Neoplastic angioendotheliosis of the central nervous system

Research paper by N. Sunohara, M. Mukoyama, E. Satoyoshi

Indexed on: 01 Feb '84Published on: 01 Feb '84Published in: Journal of Neurology


A case of neoplastic angioendotheliosis demonstrating unusual manifestations is reported. A 56-year-old male showed recurrent attacks of neurological symptoms including paraplegia, brain-stem symptoms, tonic seizures, aphasia, apraxia and cortical blindness over 2 years. The EEG disclosed transient, periodic, lateralized, epileptiform discharges. Brain CT scan revealed low-density areas mainly in the white matter. Other laboratory examinations were negative except for CSF protein fractions. Post-mortem examination disclosed remarkable intravascular proliferation of atypical cells in the CNS with prominent proliferation of blood vessels and softening.
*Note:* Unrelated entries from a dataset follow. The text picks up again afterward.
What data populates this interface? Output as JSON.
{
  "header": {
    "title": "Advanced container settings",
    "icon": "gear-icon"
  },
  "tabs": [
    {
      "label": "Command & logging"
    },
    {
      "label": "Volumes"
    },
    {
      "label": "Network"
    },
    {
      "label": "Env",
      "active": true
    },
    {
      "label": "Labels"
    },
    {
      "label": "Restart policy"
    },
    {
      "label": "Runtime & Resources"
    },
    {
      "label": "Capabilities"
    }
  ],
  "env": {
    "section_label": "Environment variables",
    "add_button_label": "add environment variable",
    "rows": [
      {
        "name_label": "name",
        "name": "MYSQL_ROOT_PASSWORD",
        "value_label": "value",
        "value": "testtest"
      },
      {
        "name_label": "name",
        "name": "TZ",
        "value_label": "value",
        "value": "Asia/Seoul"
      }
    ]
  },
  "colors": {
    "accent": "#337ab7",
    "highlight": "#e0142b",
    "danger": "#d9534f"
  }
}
Other organs were not affected, which suggested that the atypical cells had a high affinity to CNS blood vessels.